"The Ballad of Davy Crockett" was written by George Bruns (not Burns!) and Thomas W. Blackburn, both of them artists working at Disney Studios. There were actually three versions released close together: one by actor Fess Parker, this one by actor/singer Bill Hayes, and one by singer/actor Tennessee Ernie Ford (most memorable today as "Cousin Ernie" from the TV series I Love Lucy). Since Hayes' version went #1, we'll award the crown to him.
Of course, this song existed to market Disney's 1955 film Davy Crockett, King of the Wild Frontier, which was based on the already-successful Disney TV series Davy Crockett. In fact, Disney was doing everything it could to stir up "Crockett fever," including marketing coonskin caps. Of course, the Disneyland theme park had "Davy Crockett explorer canoes" in the Tom Sawyer's island area as well.

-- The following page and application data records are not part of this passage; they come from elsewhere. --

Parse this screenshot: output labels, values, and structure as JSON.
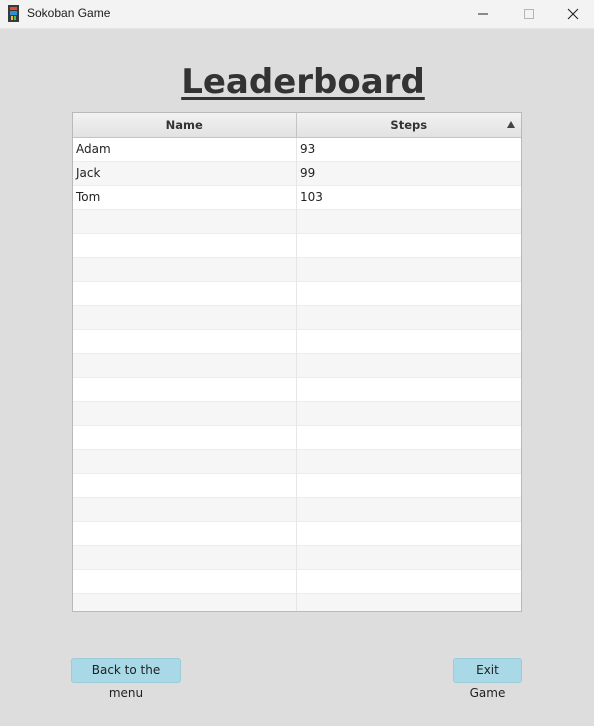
{
  "window": {
    "title": "Sokoban Game",
    "icon": "sokoban-app-icon",
    "controls": [
      "minimize-icon",
      "maximize-icon",
      "close-icon"
    ]
  },
  "heading": "Leaderboard",
  "table": {
    "columns": [
      {
        "label": "Name"
      },
      {
        "label": "Steps",
        "sorted": "ascending"
      }
    ],
    "rows": [
      {
        "name": "Adam",
        "steps": "93"
      },
      {
        "name": "Jack",
        "steps": "99"
      },
      {
        "name": "Tom",
        "steps": "103"
      }
    ]
  },
  "buttons": {
    "back": "Back to the menu",
    "exit": "Exit Game"
  },
  "colors": {
    "background": "#dddddd",
    "button": "#a9d8e6",
    "heading": "#333333"
  }
}
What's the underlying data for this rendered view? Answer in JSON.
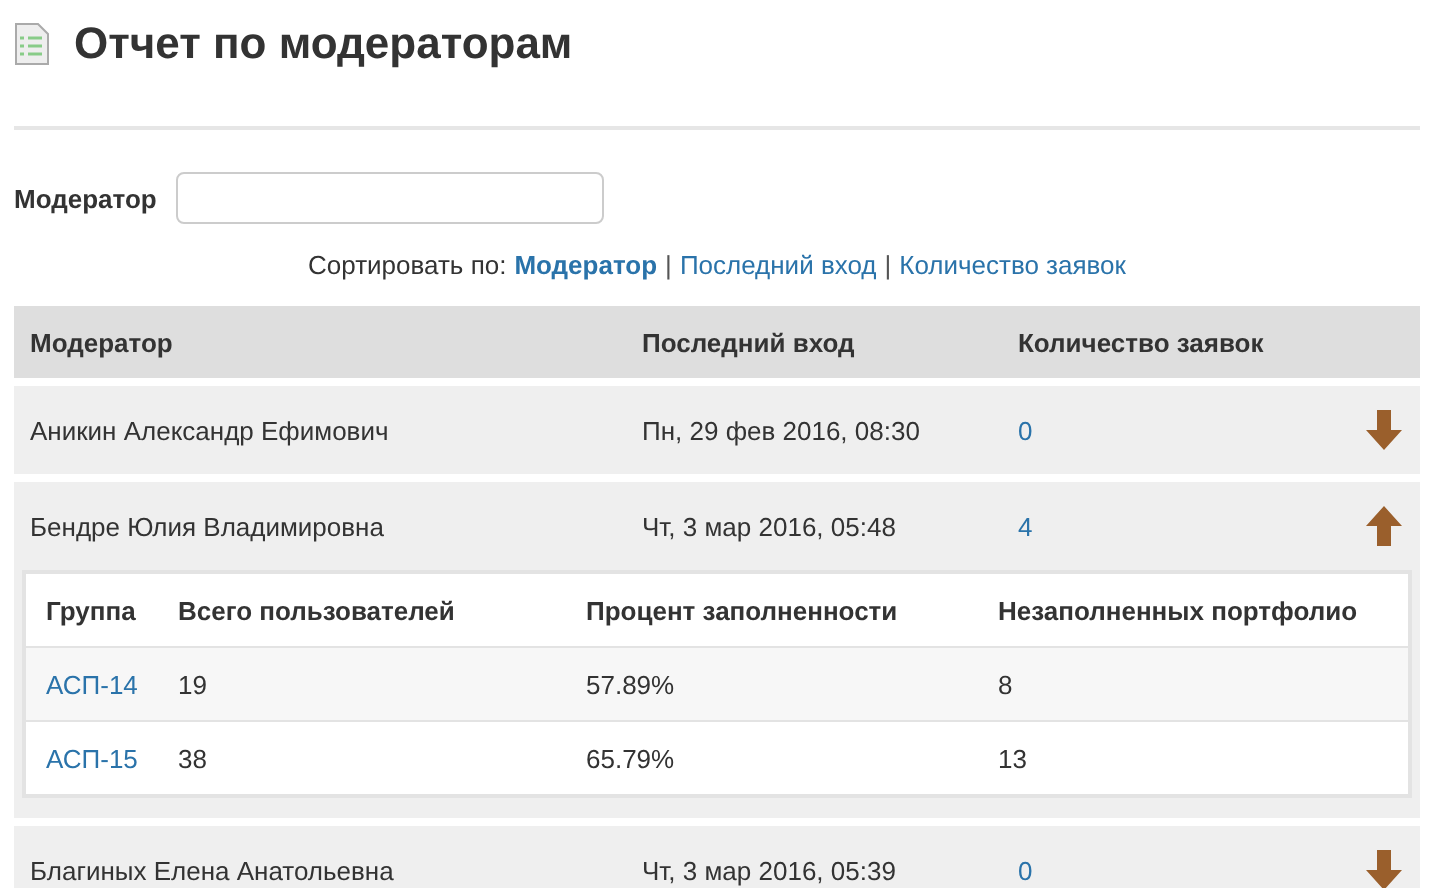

This song, and the coonskin cap that became its emblem, are briefly referenced in the film Back to the Future, which is after all set partly in 1955.
What! Did you think that Davy Crockett was a myth, a mere American folk legend akin to Paul Bunyan? For your information, he was a noted frontiersman, soldier and politician, who served in the Texas Revolution and died at the battle of the Alamo. Not to mention serving as a member of the US House of Representatives for two terms, Tennessee's 9th district 1827-1831, and Tennessee's 12th district 1833-1835. OK, we'll grant you that, kind of like an early American frontier Chuck Norris, the tales about him got a little tall - we'll forgive you if you're skeptical about ursine slaughter at age three. But he was a real man whose real signature is on real US government documents and whose real ashes are somewhere in the Alamo vicinity (Santa Anna was sloppy with his grave-marking), and even has a real town in Texas named after him.
Oh, the actor... we mean singer... Bill Hayes is also better known for his role as "Doug Williams" on the NBC TV soap opera Days of Our Lives.